▶ **Exercise objective**: Would you return each entry exactly as written, omitting any pictures?

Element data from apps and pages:
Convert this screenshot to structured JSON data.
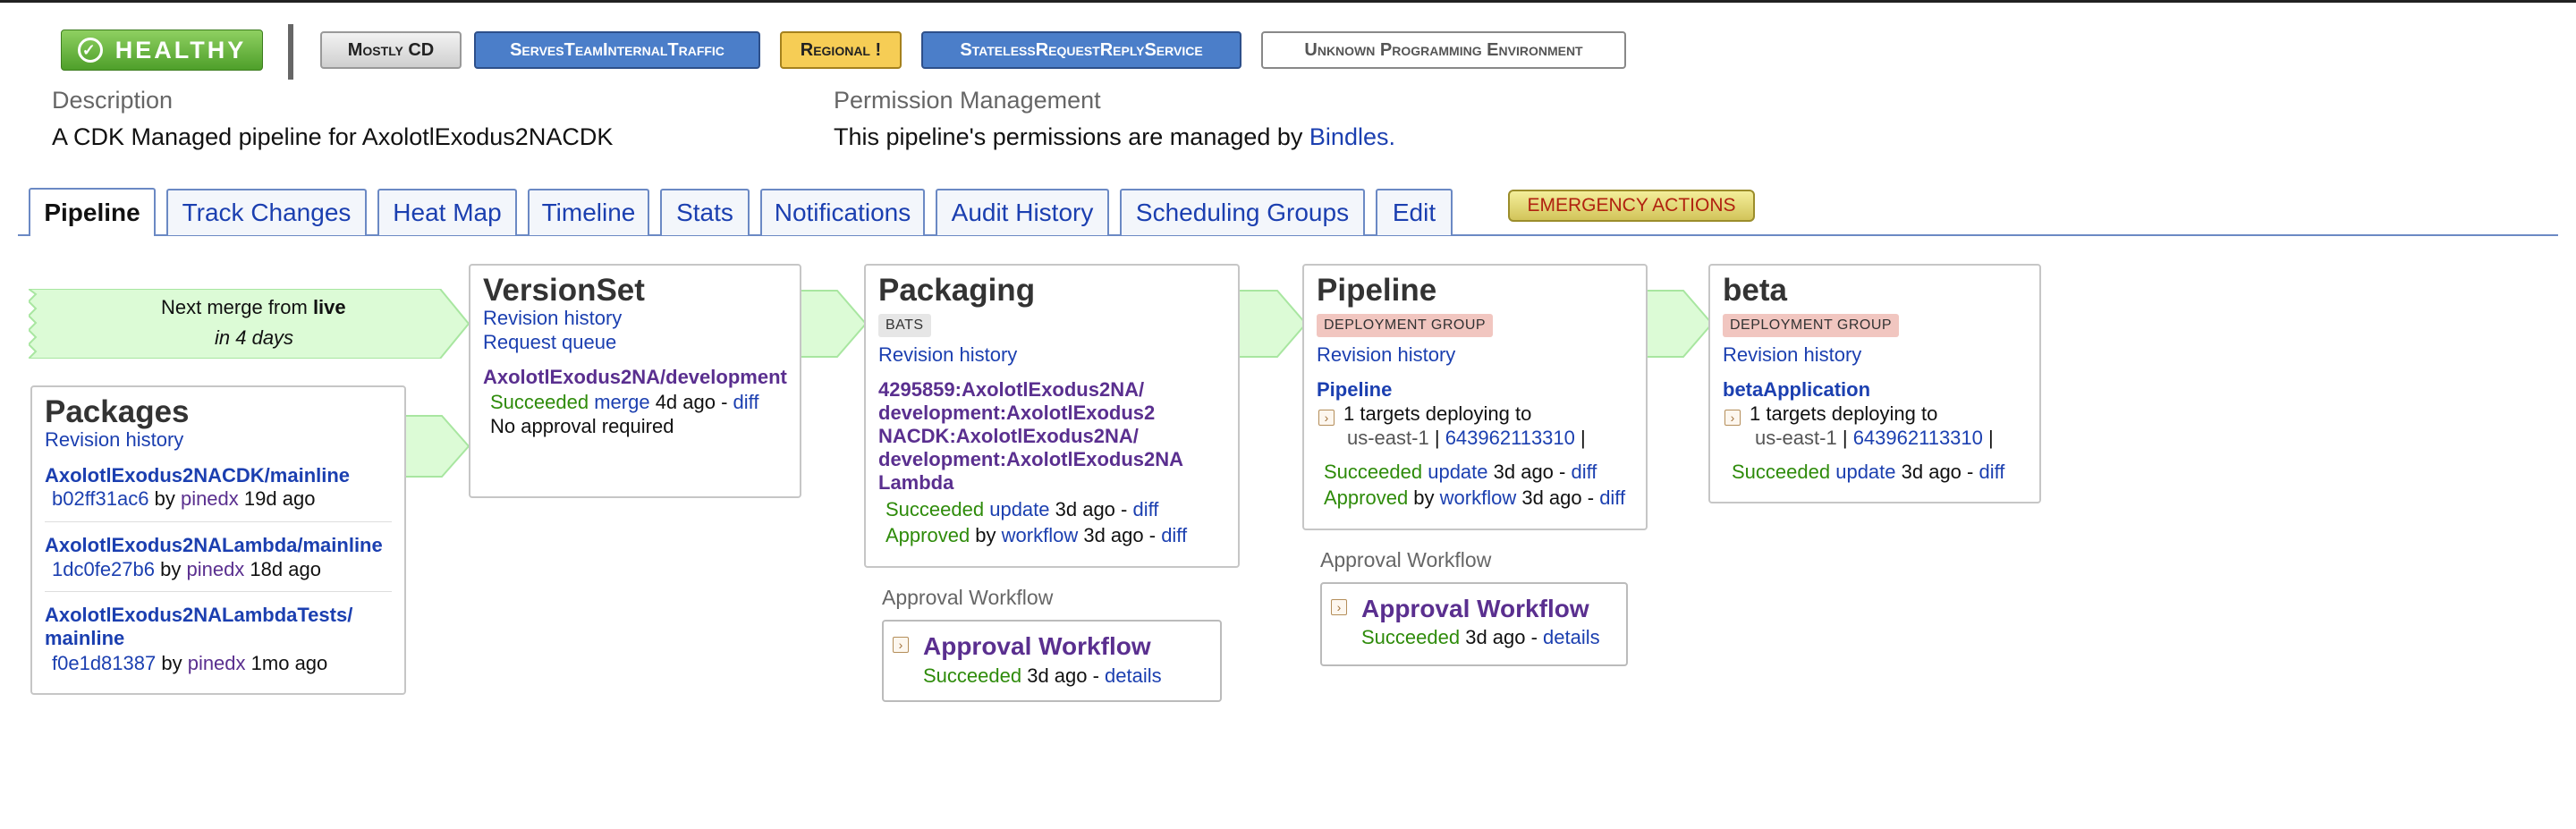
{
  "status": {
    "healthy": "HEALTHY"
  },
  "tags": [
    "Mostly CD",
    "ServesTeamInternalTraffic",
    "Regional !",
    "StatelessRequestReplyService",
    "Unknown Programming Environment"
  ],
  "description": {
    "label": "Description",
    "text": "A CDK Managed pipeline for AxolotlExodus2NACDK"
  },
  "permissions": {
    "label": "Permission Management",
    "text": "This pipeline's permissions are managed by ",
    "link": "Bindles."
  },
  "tabs": [
    "Pipeline",
    "Track Changes",
    "Heat Map",
    "Timeline",
    "Stats",
    "Notifications",
    "Audit History",
    "Scheduling Groups",
    "Edit"
  ],
  "emergency": "EMERGENCY ACTIONS",
  "merge": {
    "prefix": "Next merge from ",
    "source": "live",
    "eta": "in 4 days"
  },
  "packages": {
    "title": "Packages",
    "revision_history": "Revision history",
    "items": [
      {
        "name": "AxolotlExodus2NACDK/mainline",
        "commit": "b02ff31ac6",
        "by": " by ",
        "author": "pinedx",
        "age": " 19d ago"
      },
      {
        "name": "AxolotlExodus2NALambda/mainline",
        "commit": "1dc0fe27b6",
        "by": " by ",
        "author": "pinedx",
        "age": " 18d ago"
      },
      {
        "name_line1": "AxolotlExodus2NALambdaTests/",
        "name_line2": "mainline",
        "commit": "f0e1d81387",
        "by": " by ",
        "author": "pinedx",
        "age": " 1mo ago"
      }
    ]
  },
  "versionset": {
    "title": "VersionSet",
    "revision_history": "Revision history",
    "request_queue": "Request queue",
    "name": "AxolotlExodus2NA/development",
    "succeeded": "Succeeded",
    "action": "merge",
    "age": " 4d ago - ",
    "diff": "diff",
    "approval": "No approval required"
  },
  "packaging": {
    "title": "Packaging",
    "pill": "BATS",
    "revision_history": "Revision history",
    "name_lines": [
      "4295859:AxolotlExodus2NA/",
      "development:AxolotlExodus2",
      "NACDK:AxolotlExodus2NA/",
      "development:AxolotlExodus2NA",
      "Lambda"
    ],
    "succeeded": "Succeeded",
    "action": "update",
    "age1": " 3d ago - ",
    "diff": "diff",
    "approved": "Approved",
    "by": " by ",
    "workflow": "workflow",
    "age2": " 3d ago - "
  },
  "packaging_workflow": {
    "heading": "Approval Workflow",
    "title": "Approval Workflow",
    "succeeded": "Succeeded",
    "age": " 3d ago - ",
    "details": "details"
  },
  "pipeline": {
    "title": "Pipeline",
    "pill": "DEPLOYMENT GROUP",
    "revision_history": "Revision history",
    "target_name": "Pipeline",
    "targets": "1 targets deploying to",
    "region": "us-east-1",
    "account": "643962113310",
    "succeeded": "Succeeded",
    "action": "update",
    "age1": " 3d ago - ",
    "diff": "diff",
    "approved": "Approved",
    "by": " by ",
    "workflow": "workflow",
    "age2": " 3d ago - "
  },
  "pipeline_workflow": {
    "heading": "Approval Workflow",
    "title": "Approval Workflow",
    "succeeded": "Succeeded",
    "age": " 3d ago - ",
    "details": "details"
  },
  "beta": {
    "title": "beta",
    "pill": "DEPLOYMENT GROUP",
    "revision_history": "Revision history",
    "target_name": "betaApplication",
    "targets": "1 targets deploying to",
    "region": "us-east-1",
    "account": "643962113310",
    "succeeded": "Succeeded",
    "action": "update",
    "age": " 3d ago - ",
    "diff": "diff"
  },
  "colors": {
    "link": "#1b3fb0",
    "success": "#2e8b0a",
    "purple": "#5a2f8f",
    "healthy": "#5aa834"
  },
  "icons": {
    "healthy": "check-circle-icon",
    "expand": "chevron-right-icon"
  }
}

▶ **Your response**:
Convert this screenshot to structured JSON data.
{
  "status": {
    "healthy": "HEALTHY"
  },
  "tags": [
    "Mostly CD",
    "ServesTeamInternalTraffic",
    "Regional !",
    "StatelessRequestReplyService",
    "Unknown Programming Environment"
  ],
  "description": {
    "label": "Description",
    "text": "A CDK Managed pipeline for AxolotlExodus2NACDK"
  },
  "permissions": {
    "label": "Permission Management",
    "text": "This pipeline's permissions are managed by ",
    "link": "Bindles."
  },
  "tabs": [
    "Pipeline",
    "Track Changes",
    "Heat Map",
    "Timeline",
    "Stats",
    "Notifications",
    "Audit History",
    "Scheduling Groups",
    "Edit"
  ],
  "emergency": "EMERGENCY ACTIONS",
  "merge": {
    "prefix": "Next merge from ",
    "source": "live",
    "eta": "in 4 days"
  },
  "packages": {
    "title": "Packages",
    "revision_history": "Revision history",
    "items": [
      {
        "name": "AxolotlExodus2NACDK/mainline",
        "commit": "b02ff31ac6",
        "by": " by ",
        "author": "pinedx",
        "age": " 19d ago"
      },
      {
        "name": "AxolotlExodus2NALambda/mainline",
        "commit": "1dc0fe27b6",
        "by": " by ",
        "author": "pinedx",
        "age": " 18d ago"
      },
      {
        "name_line1": "AxolotlExodus2NALambdaTests/",
        "name_line2": "mainline",
        "commit": "f0e1d81387",
        "by": " by ",
        "author": "pinedx",
        "age": " 1mo ago"
      }
    ]
  },
  "versionset": {
    "title": "VersionSet",
    "revision_history": "Revision history",
    "request_queue": "Request queue",
    "name": "AxolotlExodus2NA/development",
    "succeeded": "Succeeded",
    "action": "merge",
    "age": " 4d ago - ",
    "diff": "diff",
    "approval": "No approval required"
  },
  "packaging": {
    "title": "Packaging",
    "pill": "BATS",
    "revision_history": "Revision history",
    "name_lines": [
      "4295859:AxolotlExodus2NA/",
      "development:AxolotlExodus2",
      "NACDK:AxolotlExodus2NA/",
      "development:AxolotlExodus2NA",
      "Lambda"
    ],
    "succeeded": "Succeeded",
    "action": "update",
    "age1": " 3d ago - ",
    "diff": "diff",
    "approved": "Approved",
    "by": " by ",
    "workflow": "workflow",
    "age2": " 3d ago - "
  },
  "packaging_workflow": {
    "heading": "Approval Workflow",
    "title": "Approval Workflow",
    "succeeded": "Succeeded",
    "age": " 3d ago - ",
    "details": "details"
  },
  "pipeline": {
    "title": "Pipeline",
    "pill": "DEPLOYMENT GROUP",
    "revision_history": "Revision history",
    "target_name": "Pipeline",
    "targets": "1 targets deploying to",
    "region": "us-east-1",
    "account": "643962113310",
    "succeeded": "Succeeded",
    "action": "update",
    "age1": " 3d ago - ",
    "diff": "diff",
    "approved": "Approved",
    "by": " by ",
    "workflow": "workflow",
    "age2": " 3d ago - "
  },
  "pipeline_workflow": {
    "heading": "Approval Workflow",
    "title": "Approval Workflow",
    "succeeded": "Succeeded",
    "age": " 3d ago - ",
    "details": "details"
  },
  "beta": {
    "title": "beta",
    "pill": "DEPLOYMENT GROUP",
    "revision_history": "Revision history",
    "target_name": "betaApplication",
    "targets": "1 targets deploying to",
    "region": "us-east-1",
    "account": "643962113310",
    "succeeded": "Succeeded",
    "action": "update",
    "age": " 3d ago - ",
    "diff": "diff"
  },
  "colors": {
    "link": "#1b3fb0",
    "success": "#2e8b0a",
    "purple": "#5a2f8f",
    "healthy": "#5aa834"
  },
  "icons": {
    "healthy": "check-circle-icon",
    "expand": "chevron-right-icon"
  }
}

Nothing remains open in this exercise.